Data about app and page elements
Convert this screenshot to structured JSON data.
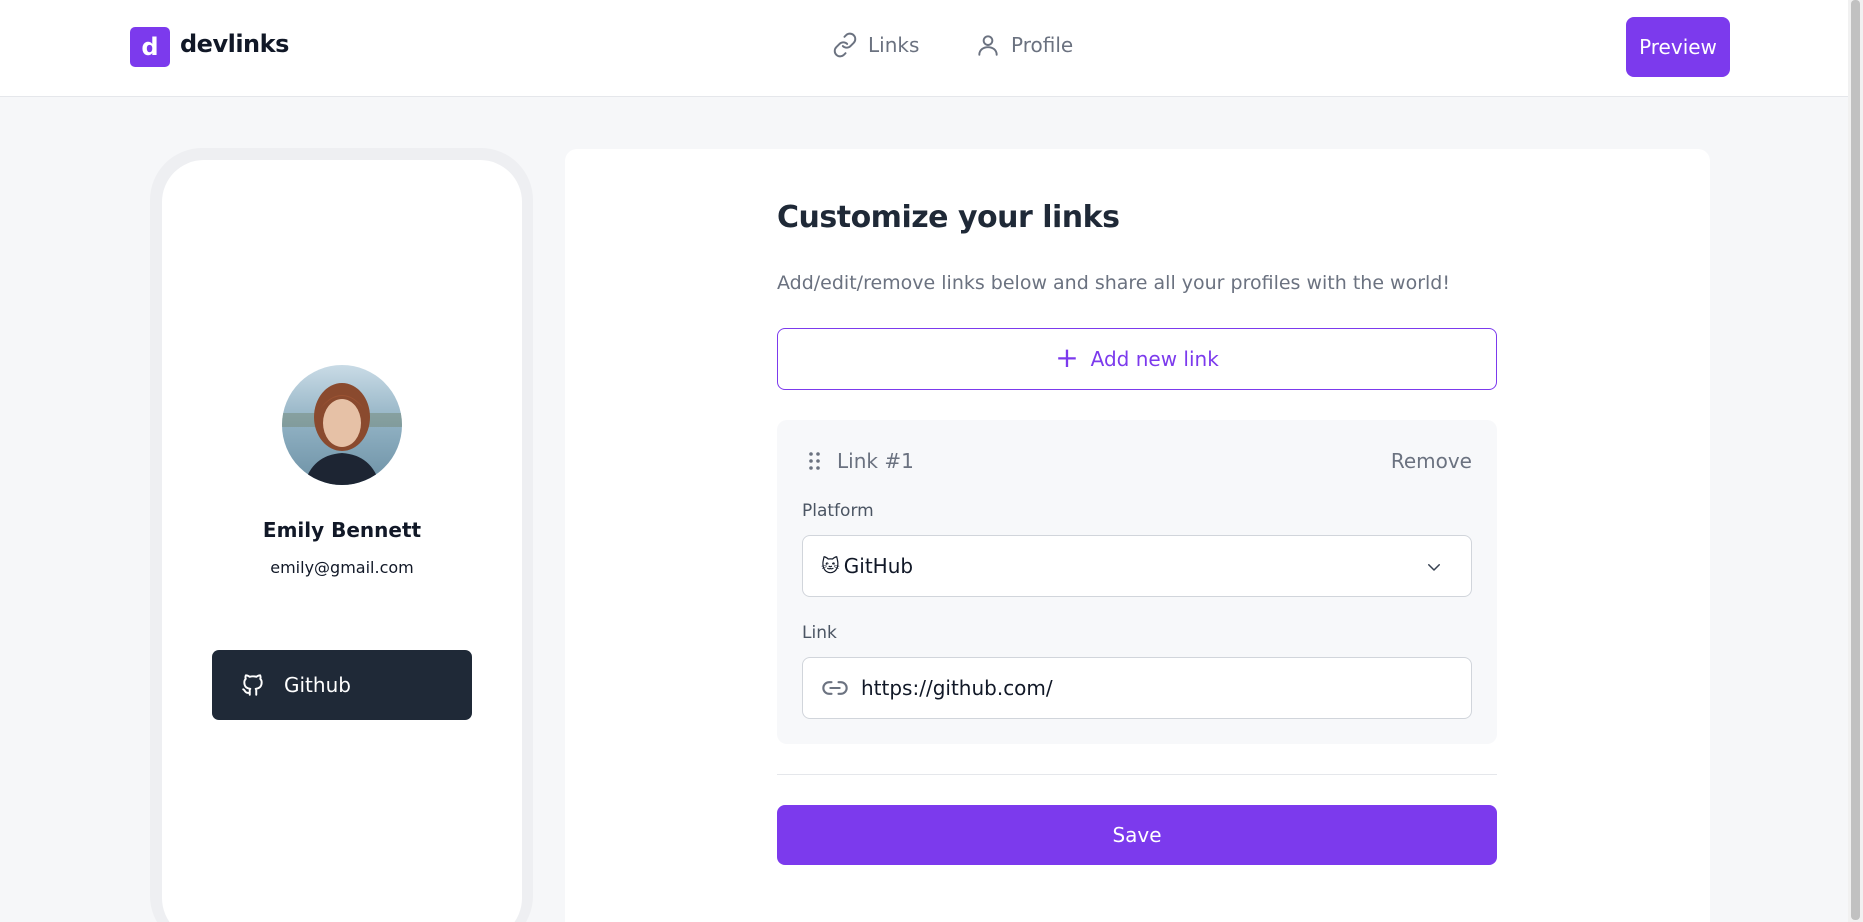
{
  "brand": {
    "logo_letter": "d",
    "name": "devlinks",
    "accent_color": "#7c3aed"
  },
  "nav": {
    "items": [
      {
        "label": "Links",
        "icon": "link-icon"
      },
      {
        "label": "Profile",
        "icon": "user-icon"
      }
    ],
    "preview_label": "Preview"
  },
  "phone": {
    "avatar_icon": "profile-photo",
    "name": "Emily Bennett",
    "email": "emily@gmail.com",
    "links": [
      {
        "platform": "Github",
        "icon": "github-icon",
        "color": "#1f2937"
      }
    ]
  },
  "editor": {
    "title": "Customize your links",
    "subtitle": "Add/edit/remove links below and share all your profiles with the world!",
    "add_link_label": "Add new link",
    "link_items": [
      {
        "heading": "Link #1",
        "remove_label": "Remove",
        "platform_label": "Platform",
        "platform_emoji": "🐱",
        "platform_value": "GitHub",
        "link_label": "Link",
        "link_value": "https://github.com/"
      }
    ],
    "save_label": "Save"
  }
}
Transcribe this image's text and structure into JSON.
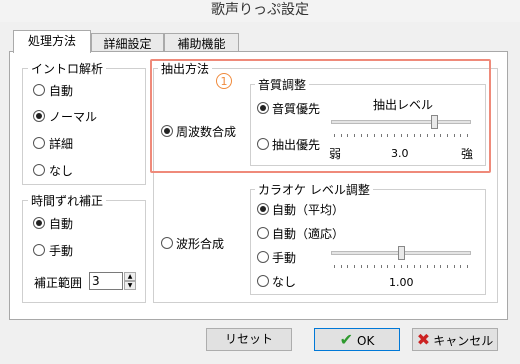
{
  "window": {
    "title": "歌声りっぷ設定"
  },
  "tabs": [
    {
      "label": "処理方法"
    },
    {
      "label": "詳細設定"
    },
    {
      "label": "補助機能"
    }
  ],
  "intro_group": {
    "title": "イントロ解析",
    "options": [
      {
        "label": "自動",
        "checked": false
      },
      {
        "label": "ノーマル",
        "checked": true
      },
      {
        "label": "詳細",
        "checked": false
      },
      {
        "label": "なし",
        "checked": false
      }
    ]
  },
  "timing_group": {
    "title": "時間ずれ補正",
    "options": [
      {
        "label": "自動",
        "checked": true
      },
      {
        "label": "手動",
        "checked": false
      }
    ],
    "range_label": "補正範囲",
    "range_value": "3"
  },
  "extraction": {
    "title": "抽出方法",
    "marker": "1",
    "frequency_label": "周波数合成",
    "frequency_checked": true,
    "waveform_label": "波形合成",
    "waveform_checked": false
  },
  "tone_group": {
    "title": "音質調整",
    "options": [
      {
        "label": "音質優先",
        "checked": true
      },
      {
        "label": "抽出優先",
        "checked": false
      }
    ],
    "slider_title": "抽出レベル",
    "slider_min_label": "弱",
    "slider_max_label": "強",
    "slider_value": "3.0",
    "slider_level": 0.75
  },
  "karaoke_group": {
    "title": "カラオケ レベル調整",
    "options": [
      {
        "label": "自動（平均）",
        "checked": true
      },
      {
        "label": "自動（適応）",
        "checked": false
      },
      {
        "label": "手動",
        "checked": false
      },
      {
        "label": "なし",
        "checked": false
      }
    ],
    "slider_value": "1.00",
    "slider_level": 0.5
  },
  "buttons": {
    "reset": "リセット",
    "ok": "OK",
    "cancel": "キャンセル"
  },
  "colors": {
    "accent": "#0078d7",
    "highlight_box": "#ef8a7a",
    "marker": "#f08a3c"
  }
}
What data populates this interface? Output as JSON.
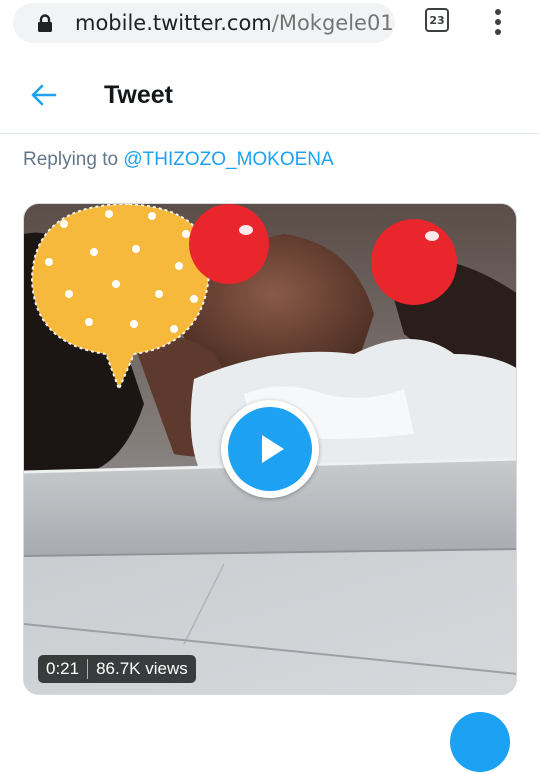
{
  "browser": {
    "url_host": "mobile.twitter.com",
    "url_path": "/Mokgele01",
    "tab_count": "23",
    "icons": [
      "lock-icon",
      "tabs-icon",
      "kebab-menu-icon"
    ]
  },
  "header": {
    "title": "Tweet",
    "back_icon": "arrow-left-icon"
  },
  "reply": {
    "prefix": "Replying to",
    "handle": "@THIZOZO_MOKOENA"
  },
  "video": {
    "duration": "0:21",
    "views": "86.7K views",
    "play_icon": "play-icon"
  },
  "colors": {
    "twitter_blue": "#1da1f2",
    "secondary_text": "#657786",
    "sticker_yellow": "#f6b93b",
    "sticker_red": "#e8262b"
  }
}
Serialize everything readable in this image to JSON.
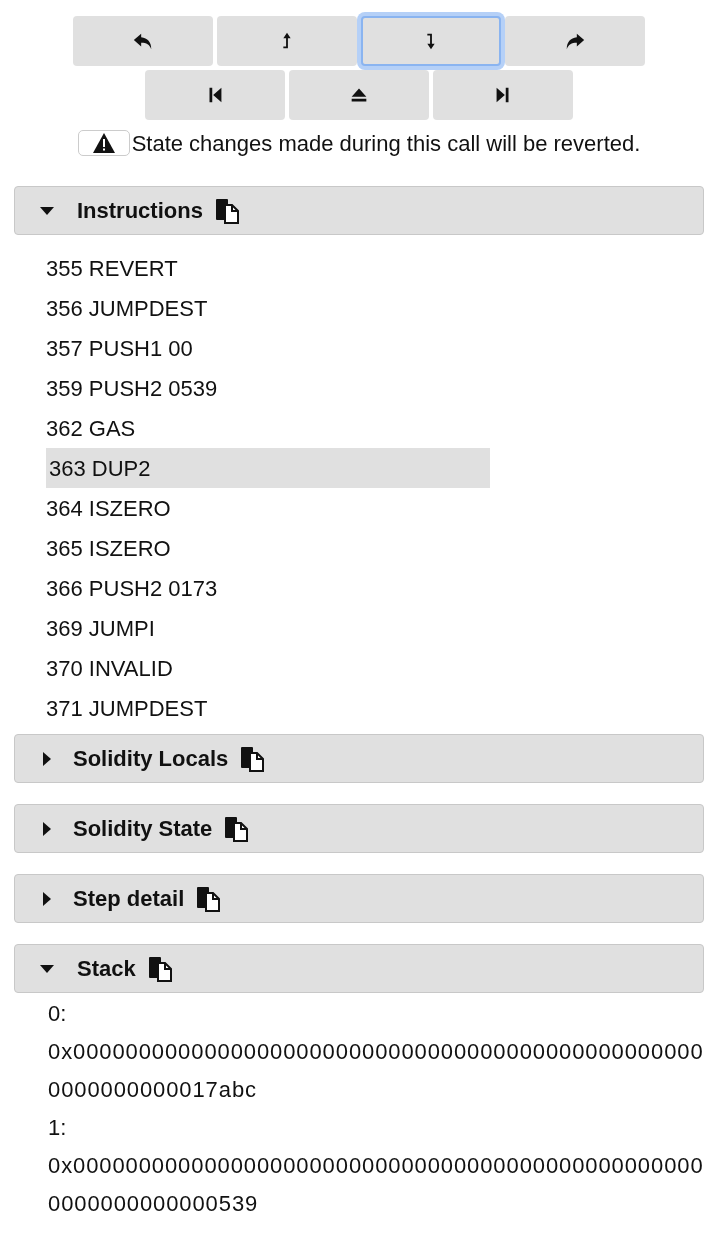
{
  "control_rows": [
    [
      {
        "kind": "step-back",
        "focused": false
      },
      {
        "kind": "step-over-back",
        "focused": false
      },
      {
        "kind": "step-into",
        "focused": true
      },
      {
        "kind": "step-over-forward",
        "focused": false
      }
    ],
    [
      {
        "kind": "jump-start",
        "focused": false
      },
      {
        "kind": "jump-out",
        "focused": false
      },
      {
        "kind": "jump-end",
        "focused": false
      }
    ]
  ],
  "warning": {
    "text": "State changes made during this call will be reverted."
  },
  "panels": [
    {
      "kind": "instructions",
      "title": "Instructions",
      "expanded": true,
      "items": [
        {
          "text": "355 REVERT",
          "selected": false
        },
        {
          "text": "356 JUMPDEST",
          "selected": false
        },
        {
          "text": "357 PUSH1 00",
          "selected": false
        },
        {
          "text": "359 PUSH2 0539",
          "selected": false
        },
        {
          "text": "362 GAS",
          "selected": false
        },
        {
          "text": "363 DUP2",
          "selected": true
        },
        {
          "text": "364 ISZERO",
          "selected": false
        },
        {
          "text": "365 ISZERO",
          "selected": false
        },
        {
          "text": "366 PUSH2 0173",
          "selected": false
        },
        {
          "text": "369 JUMPI",
          "selected": false
        },
        {
          "text": "370 INVALID",
          "selected": false
        },
        {
          "text": "371 JUMPDEST",
          "selected": false
        }
      ]
    },
    {
      "title": "Solidity Locals",
      "expanded": false
    },
    {
      "title": "Solidity State",
      "expanded": false
    },
    {
      "title": "Step detail",
      "expanded": false
    },
    {
      "kind": "stack",
      "title": "Stack",
      "expanded": true,
      "entries": [
        {
          "index": "0:",
          "value": "0x0000000000000000000000000000000000000000000000000000000000017abc"
        },
        {
          "index": "1:",
          "value": "0x0000000000000000000000000000000000000000000000000000000000000539"
        }
      ]
    }
  ]
}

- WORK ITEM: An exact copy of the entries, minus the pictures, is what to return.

- ANSWER SECTION:
Convert this screenshot to structured JSON data.
{
  "brand": {
    "logo_letter": "d",
    "name": "devlinks",
    "accent_color": "#7c3aed"
  },
  "nav": {
    "items": [
      {
        "label": "Links",
        "icon": "link-icon"
      },
      {
        "label": "Profile",
        "icon": "user-icon"
      }
    ],
    "preview_label": "Preview"
  },
  "phone": {
    "avatar_icon": "profile-photo",
    "name": "Emily Bennett",
    "email": "emily@gmail.com",
    "links": [
      {
        "platform": "Github",
        "icon": "github-icon",
        "color": "#1f2937"
      }
    ]
  },
  "editor": {
    "title": "Customize your links",
    "subtitle": "Add/edit/remove links below and share all your profiles with the world!",
    "add_link_label": "Add new link",
    "link_items": [
      {
        "heading": "Link #1",
        "remove_label": "Remove",
        "platform_label": "Platform",
        "platform_emoji": "🐱",
        "platform_value": "GitHub",
        "link_label": "Link",
        "link_value": "https://github.com/"
      }
    ],
    "save_label": "Save"
  }
}
Transcribe this image's text and structure into JSON.
{
  "window": {
    "title": "歌声りっぷ設定"
  },
  "tabs": [
    {
      "label": "処理方法"
    },
    {
      "label": "詳細設定"
    },
    {
      "label": "補助機能"
    }
  ],
  "intro_group": {
    "title": "イントロ解析",
    "options": [
      {
        "label": "自動",
        "checked": false
      },
      {
        "label": "ノーマル",
        "checked": true
      },
      {
        "label": "詳細",
        "checked": false
      },
      {
        "label": "なし",
        "checked": false
      }
    ]
  },
  "timing_group": {
    "title": "時間ずれ補正",
    "options": [
      {
        "label": "自動",
        "checked": true
      },
      {
        "label": "手動",
        "checked": false
      }
    ],
    "range_label": "補正範囲",
    "range_value": "3"
  },
  "extraction": {
    "title": "抽出方法",
    "marker": "1",
    "frequency_label": "周波数合成",
    "frequency_checked": true,
    "waveform_label": "波形合成",
    "waveform_checked": false
  },
  "tone_group": {
    "title": "音質調整",
    "options": [
      {
        "label": "音質優先",
        "checked": true
      },
      {
        "label": "抽出優先",
        "checked": false
      }
    ],
    "slider_title": "抽出レベル",
    "slider_min_label": "弱",
    "slider_max_label": "強",
    "slider_value": "3.0",
    "slider_level": 0.75
  },
  "karaoke_group": {
    "title": "カラオケ レベル調整",
    "options": [
      {
        "label": "自動（平均）",
        "checked": true
      },
      {
        "label": "自動（適応）",
        "checked": false
      },
      {
        "label": "手動",
        "checked": false
      },
      {
        "label": "なし",
        "checked": false
      }
    ],
    "slider_value": "1.00",
    "slider_level": 0.5
  },
  "buttons": {
    "reset": "リセット",
    "ok": "OK",
    "cancel": "キャンセル"
  },
  "colors": {
    "accent": "#0078d7",
    "highlight_box": "#ef8a7a",
    "marker": "#f08a3c"
  }
}
What data populates this interface? Output as JSON.
{
  "browser": {
    "url_host": "mobile.twitter.com",
    "url_path": "/Mokgele01",
    "tab_count": "23",
    "icons": [
      "lock-icon",
      "tabs-icon",
      "kebab-menu-icon"
    ]
  },
  "header": {
    "title": "Tweet",
    "back_icon": "arrow-left-icon"
  },
  "reply": {
    "prefix": "Replying to",
    "handle": "@THIZOZO_MOKOENA"
  },
  "video": {
    "duration": "0:21",
    "views": "86.7K views",
    "play_icon": "play-icon"
  },
  "colors": {
    "twitter_blue": "#1da1f2",
    "secondary_text": "#657786",
    "sticker_yellow": "#f6b93b",
    "sticker_red": "#e8262b"
  }
}
Serialize everything readable in this image to JSON.
{
  "control_rows": [
    [
      {
        "kind": "step-back",
        "focused": false
      },
      {
        "kind": "step-over-back",
        "focused": false
      },
      {
        "kind": "step-into",
        "focused": true
      },
      {
        "kind": "step-over-forward",
        "focused": false
      }
    ],
    [
      {
        "kind": "jump-start",
        "focused": false
      },
      {
        "kind": "jump-out",
        "focused": false
      },
      {
        "kind": "jump-end",
        "focused": false
      }
    ]
  ],
  "warning": {
    "text": "State changes made during this call will be reverted."
  },
  "panels": [
    {
      "kind": "instructions",
      "title": "Instructions",
      "expanded": true,
      "items": [
        {
          "text": "355 REVERT",
          "selected": false
        },
        {
          "text": "356 JUMPDEST",
          "selected": false
        },
        {
          "text": "357 PUSH1 00",
          "selected": false
        },
        {
          "text": "359 PUSH2 0539",
          "selected": false
        },
        {
          "text": "362 GAS",
          "selected": false
        },
        {
          "text": "363 DUP2",
          "selected": true
        },
        {
          "text": "364 ISZERO",
          "selected": false
        },
        {
          "text": "365 ISZERO",
          "selected": false
        },
        {
          "text": "366 PUSH2 0173",
          "selected": false
        },
        {
          "text": "369 JUMPI",
          "selected": false
        },
        {
          "text": "370 INVALID",
          "selected": false
        },
        {
          "text": "371 JUMPDEST",
          "selected": false
        }
      ]
    },
    {
      "title": "Solidity Locals",
      "expanded": false
    },
    {
      "title": "Solidity State",
      "expanded": false
    },
    {
      "title": "Step detail",
      "expanded": false
    },
    {
      "kind": "stack",
      "title": "Stack",
      "expanded": true,
      "entries": [
        {
          "index": "0:",
          "value": "0x0000000000000000000000000000000000000000000000000000000000017abc"
        },
        {
          "index": "1:",
          "value": "0x0000000000000000000000000000000000000000000000000000000000000539"
        }
      ]
    }
  ]
}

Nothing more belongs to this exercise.